WHAT THIS TASK INVOLVES: This exercise needs the complete data reproduced exactly.

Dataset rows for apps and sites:
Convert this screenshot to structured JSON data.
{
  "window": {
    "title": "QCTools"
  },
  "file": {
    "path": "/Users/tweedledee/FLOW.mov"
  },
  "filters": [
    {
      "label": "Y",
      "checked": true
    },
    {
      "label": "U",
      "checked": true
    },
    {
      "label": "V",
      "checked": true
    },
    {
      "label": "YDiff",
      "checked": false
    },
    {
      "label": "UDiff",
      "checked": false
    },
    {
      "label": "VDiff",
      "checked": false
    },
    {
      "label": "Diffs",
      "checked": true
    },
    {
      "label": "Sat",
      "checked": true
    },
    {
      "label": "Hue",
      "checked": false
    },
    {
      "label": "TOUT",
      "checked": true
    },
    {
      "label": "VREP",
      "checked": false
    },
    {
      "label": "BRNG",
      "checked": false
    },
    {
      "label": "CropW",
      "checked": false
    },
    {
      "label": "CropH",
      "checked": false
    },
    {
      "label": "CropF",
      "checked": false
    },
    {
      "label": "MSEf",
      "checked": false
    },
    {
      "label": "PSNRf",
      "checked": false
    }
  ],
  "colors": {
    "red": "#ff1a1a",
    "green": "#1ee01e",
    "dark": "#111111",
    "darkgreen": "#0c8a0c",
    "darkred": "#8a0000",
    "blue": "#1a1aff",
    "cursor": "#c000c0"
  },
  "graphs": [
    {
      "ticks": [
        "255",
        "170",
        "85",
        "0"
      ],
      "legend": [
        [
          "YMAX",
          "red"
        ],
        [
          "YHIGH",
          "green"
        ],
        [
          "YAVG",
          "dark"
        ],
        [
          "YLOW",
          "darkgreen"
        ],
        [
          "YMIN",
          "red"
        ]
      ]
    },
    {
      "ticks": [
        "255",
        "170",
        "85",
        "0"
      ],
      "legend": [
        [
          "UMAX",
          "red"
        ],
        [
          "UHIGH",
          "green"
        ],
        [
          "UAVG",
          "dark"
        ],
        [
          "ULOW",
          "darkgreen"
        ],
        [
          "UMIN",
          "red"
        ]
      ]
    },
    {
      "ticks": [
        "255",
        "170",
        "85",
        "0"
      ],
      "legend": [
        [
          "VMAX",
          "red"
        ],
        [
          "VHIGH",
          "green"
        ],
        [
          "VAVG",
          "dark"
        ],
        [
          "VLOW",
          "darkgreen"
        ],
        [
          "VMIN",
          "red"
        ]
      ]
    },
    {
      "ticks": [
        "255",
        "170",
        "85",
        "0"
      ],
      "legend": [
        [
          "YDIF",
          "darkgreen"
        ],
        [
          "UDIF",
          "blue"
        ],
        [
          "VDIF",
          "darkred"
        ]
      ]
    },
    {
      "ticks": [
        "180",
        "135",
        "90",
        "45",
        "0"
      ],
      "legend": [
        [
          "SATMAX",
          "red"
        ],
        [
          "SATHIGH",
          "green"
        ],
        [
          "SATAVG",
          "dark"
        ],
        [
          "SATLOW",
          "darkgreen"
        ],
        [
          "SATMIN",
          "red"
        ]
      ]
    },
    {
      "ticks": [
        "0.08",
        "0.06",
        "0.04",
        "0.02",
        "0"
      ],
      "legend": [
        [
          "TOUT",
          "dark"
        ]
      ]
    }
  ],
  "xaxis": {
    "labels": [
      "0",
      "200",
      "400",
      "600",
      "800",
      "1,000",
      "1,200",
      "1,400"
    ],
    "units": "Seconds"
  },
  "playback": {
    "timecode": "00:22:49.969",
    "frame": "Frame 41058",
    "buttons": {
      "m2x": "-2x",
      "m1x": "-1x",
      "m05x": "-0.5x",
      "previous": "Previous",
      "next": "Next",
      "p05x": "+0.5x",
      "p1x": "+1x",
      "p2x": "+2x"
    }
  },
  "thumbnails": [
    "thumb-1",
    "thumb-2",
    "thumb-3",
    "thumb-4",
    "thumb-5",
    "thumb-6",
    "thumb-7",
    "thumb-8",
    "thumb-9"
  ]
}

FINISHED EXERCISE:
Convert this screenshot to structured JSON data.
{
  "window": {
    "title": "QCTools"
  },
  "file": {
    "path": "/Users/tweedledee/FLOW.mov"
  },
  "filters": [
    {
      "label": "Y",
      "checked": true
    },
    {
      "label": "U",
      "checked": true
    },
    {
      "label": "V",
      "checked": true
    },
    {
      "label": "YDiff",
      "checked": false
    },
    {
      "label": "UDiff",
      "checked": false
    },
    {
      "label": "VDiff",
      "checked": false
    },
    {
      "label": "Diffs",
      "checked": true
    },
    {
      "label": "Sat",
      "checked": true
    },
    {
      "label": "Hue",
      "checked": false
    },
    {
      "label": "TOUT",
      "checked": true
    },
    {
      "label": "VREP",
      "checked": false
    },
    {
      "label": "BRNG",
      "checked": false
    },
    {
      "label": "CropW",
      "checked": false
    },
    {
      "label": "CropH",
      "checked": false
    },
    {
      "label": "CropF",
      "checked": false
    },
    {
      "label": "MSEf",
      "checked": false
    },
    {
      "label": "PSNRf",
      "checked": false
    }
  ],
  "colors": {
    "red": "#ff1a1a",
    "green": "#1ee01e",
    "dark": "#111111",
    "darkgreen": "#0c8a0c",
    "darkred": "#8a0000",
    "blue": "#1a1aff",
    "cursor": "#c000c0"
  },
  "graphs": [
    {
      "ticks": [
        "255",
        "170",
        "85",
        "0"
      ],
      "legend": [
        [
          "YMAX",
          "red"
        ],
        [
          "YHIGH",
          "green"
        ],
        [
          "YAVG",
          "dark"
        ],
        [
          "YLOW",
          "darkgreen"
        ],
        [
          "YMIN",
          "red"
        ]
      ]
    },
    {
      "ticks": [
        "255",
        "170",
        "85",
        "0"
      ],
      "legend": [
        [
          "UMAX",
          "red"
        ],
        [
          "UHIGH",
          "green"
        ],
        [
          "UAVG",
          "dark"
        ],
        [
          "ULOW",
          "darkgreen"
        ],
        [
          "UMIN",
          "red"
        ]
      ]
    },
    {
      "ticks": [
        "255",
        "170",
        "85",
        "0"
      ],
      "legend": [
        [
          "VMAX",
          "red"
        ],
        [
          "VHIGH",
          "green"
        ],
        [
          "VAVG",
          "dark"
        ],
        [
          "VLOW",
          "darkgreen"
        ],
        [
          "VMIN",
          "red"
        ]
      ]
    },
    {
      "ticks": [
        "255",
        "170",
        "85",
        "0"
      ],
      "legend": [
        [
          "YDIF",
          "darkgreen"
        ],
        [
          "UDIF",
          "blue"
        ],
        [
          "VDIF",
          "darkred"
        ]
      ]
    },
    {
      "ticks": [
        "180",
        "135",
        "90",
        "45",
        "0"
      ],
      "legend": [
        [
          "SATMAX",
          "red"
        ],
        [
          "SATHIGH",
          "green"
        ],
        [
          "SATAVG",
          "dark"
        ],
        [
          "SATLOW",
          "darkgreen"
        ],
        [
          "SATMIN",
          "red"
        ]
      ]
    },
    {
      "ticks": [
        "0.08",
        "0.06",
        "0.04",
        "0.02",
        "0"
      ],
      "legend": [
        [
          "TOUT",
          "dark"
        ]
      ]
    }
  ],
  "xaxis": {
    "labels": [
      "0",
      "200",
      "400",
      "600",
      "800",
      "1,000",
      "1,200",
      "1,400"
    ],
    "units": "Seconds"
  },
  "playback": {
    "timecode": "00:22:49.969",
    "frame": "Frame 41058",
    "buttons": {
      "m2x": "-2x",
      "m1x": "-1x",
      "m05x": "-0.5x",
      "previous": "Previous",
      "next": "Next",
      "p05x": "+0.5x",
      "p1x": "+1x",
      "p2x": "+2x"
    }
  },
  "thumbnails": [
    "thumb-1",
    "thumb-2",
    "thumb-3",
    "thumb-4",
    "thumb-5",
    "thumb-6",
    "thumb-7",
    "thumb-8",
    "thumb-9"
  ]
}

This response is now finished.